just_looken61d ago

To true just like anthem or dragon age 4 for example heck even skull bones 0 direction.

Ra303061d ago

No leadership at the top but then we're talking about Microsoft so its not like Starfield didn't have not enough Indians. Starfield had more than enough developers working on the project the problem was to many Chiefs and none of them knew what they were doing. Microsoft is one out of control dumpster fire after another.

just_looken61d ago


Ms just tossed cash for the last 3 year's remember after the redfall disaster they admitted they were hands off Bethesda but going forwards they are now involved.


So like redfall this was a internal disaster now the patches after launch and anything 2024 beyond that is all Microsoft

Einhander197260d ago

Well one thing we can all be sure of is that in no way was it the fact that Microsoft needed a big game to release in 2023 on game pass so they rushed the game out the door before it was finished the way Bethesda envisioned it originally, this is nothing like Redfall, of that we can be sure.

It was everyone's fault but Microsoft that is something we can all be sure of.

+ Show (1) more replyLast reply 60d ago
-Foxtrot62d ago

The more they team grew, the quality dropped

100 / 150 for Skyrim and Fallout 4

350 / 500+ for Fallout 76 and Starfield

That’s insane

coolbeans62d ago

-350 Fallout 76 / 500 Starfield

That part is a jump in quality though. lol

-Foxtrot62d ago


Imagine if they didn’t do 76? Starfield would come off a little worse

rakentaja61d ago (Edited 61d ago )

to -Foxtrot:
Fallout 76 was not made by the main Bethesda team (Fallout 4 etc.), but by a completely different team based in a different city (B-Tier). That's why it s****d. Fallout 4 is (A-tier) and Starfield is supposed to be A-Tier as well game but the quality of the game suffered due to bad decisions (random planets) and the sheer size of the game.

Abear2162d ago (Edited 62d ago )

So AI will be writing Bethesda stories from now on?
This is the same as saying Bethesda grossly mismanaged the production of this game and therefore shouldn’t be trusted with a budget that size.
They should have delayed it again and made the wrong decision there too.

8bitAssassin62d ago

Their customer service already does.

Christopher62d ago

How would an AI written story solve the issues of getting what people need from other internal or external groups to accomplish their tasks?

Abear2162d ago

Not advocating for AI to do it, but if people fail so hard I could see them going that direction in the future

FPS_D3TH62d ago

Smaller teams take more accountability and produce much better experiences. It’s wild how many games have come out from large development teams that lack focus and control

sagapo62d ago
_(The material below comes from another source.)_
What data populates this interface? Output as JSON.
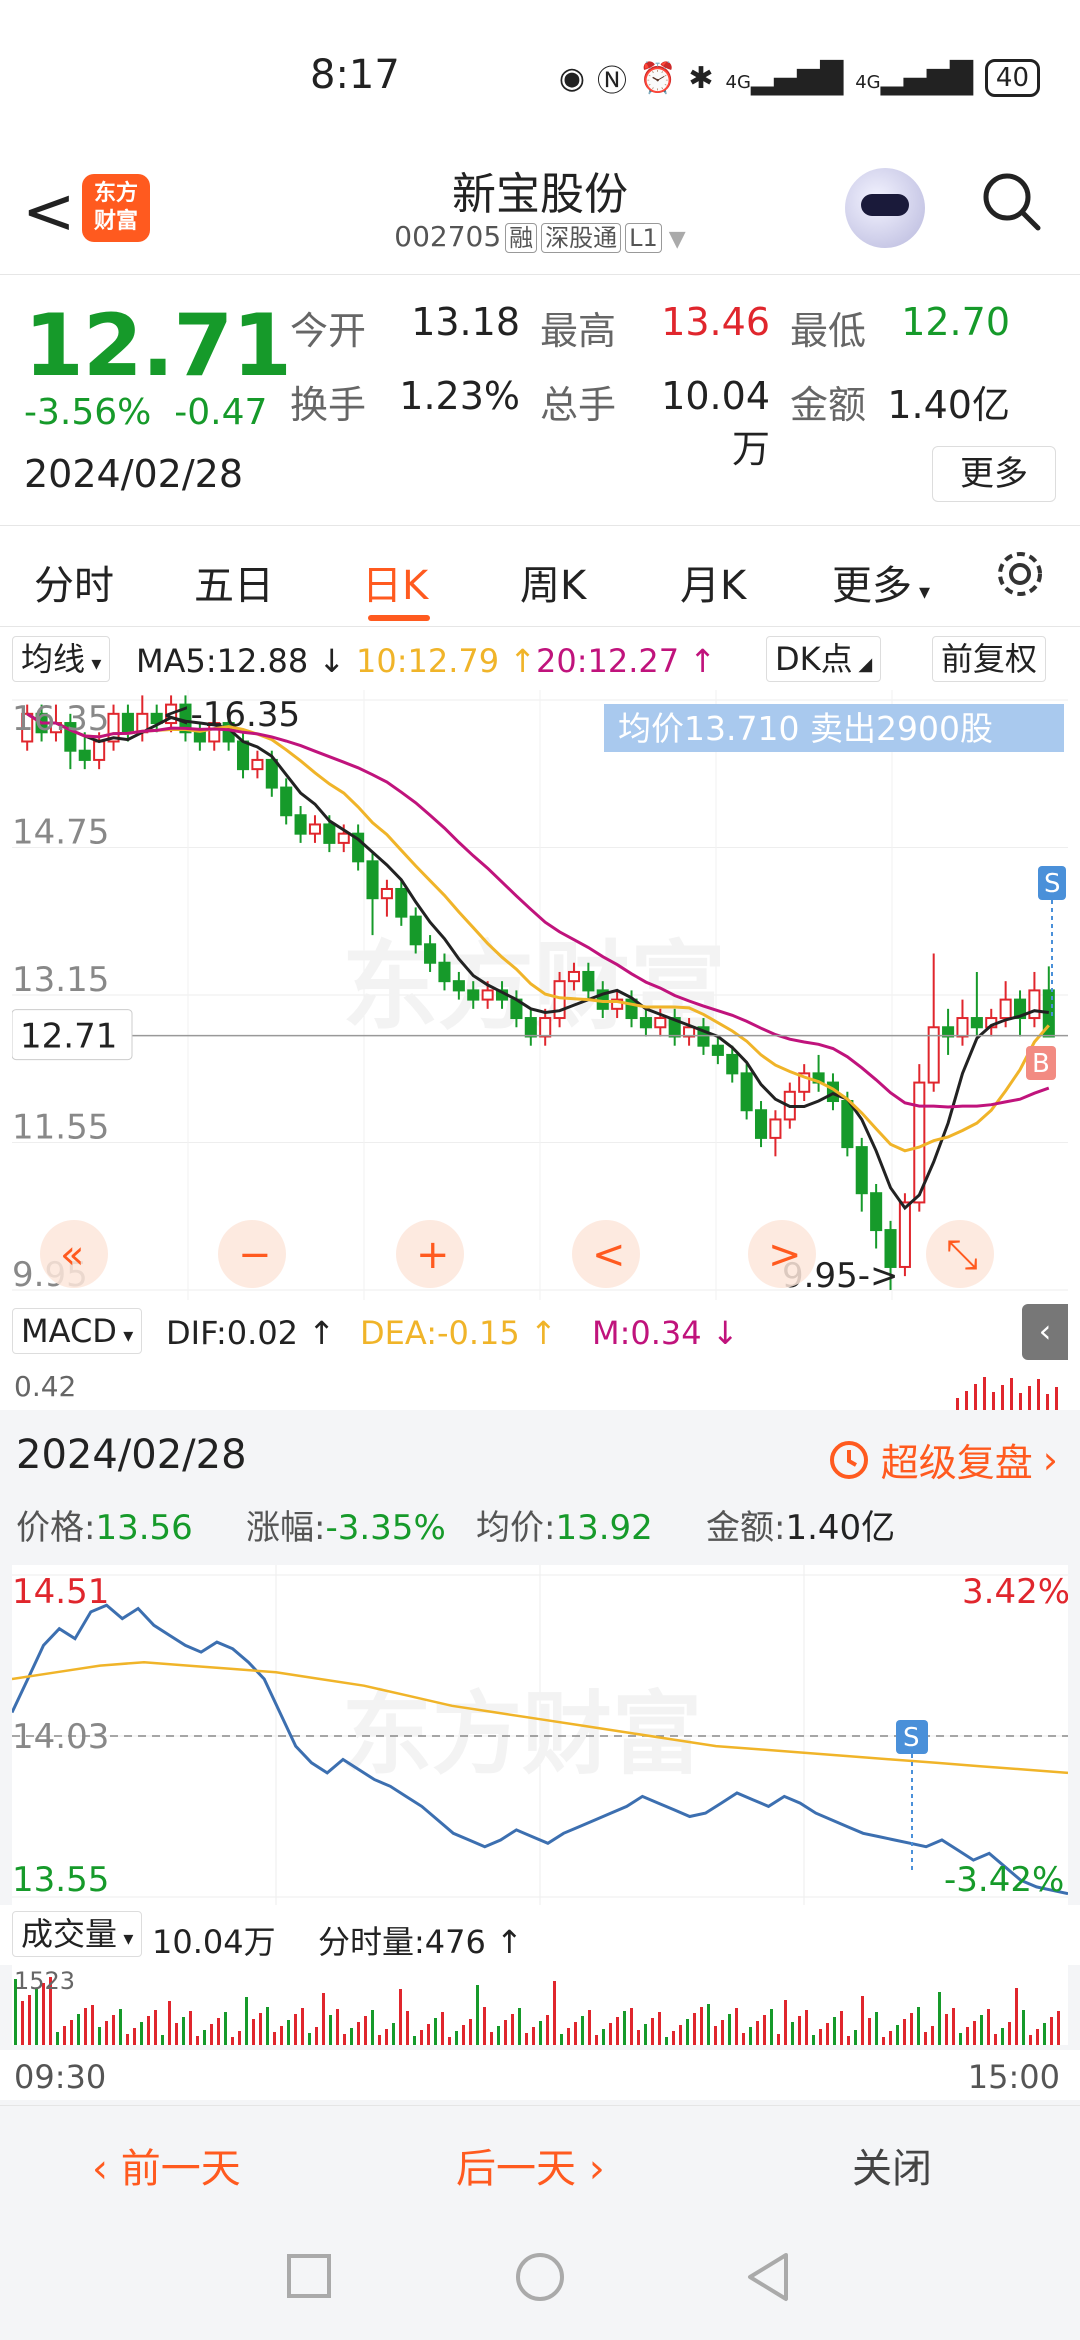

Not necessarily imo. The key is to have a solid synergy between the dev teams.

E.g. Hello Games is a very small team, (maybe too small?) when NMS got released.
It sucked lacking a lot of promised features. Who was to blame here?

I can agree that having more and bigger teams make it harder to keep control tho.

WolfSeed62d ago

Many slacker in that company, eh? With 500 people and the amount of time it was developed, we should have gotten Red Dead Redemption 2 levels of quality in Starfield.

Christopher62d ago

This is reductive. People aren't slacking or lazy because of poor cohesion and improper management aimed at making the various parts of the company work well together. They're working hard, the problem is no one is directing them properly on how to implement or work with others on their end goals.

Huey_My_D_Long61d ago

Seriously? Slacker? Ill be honest, thats a very simple way of looking at things.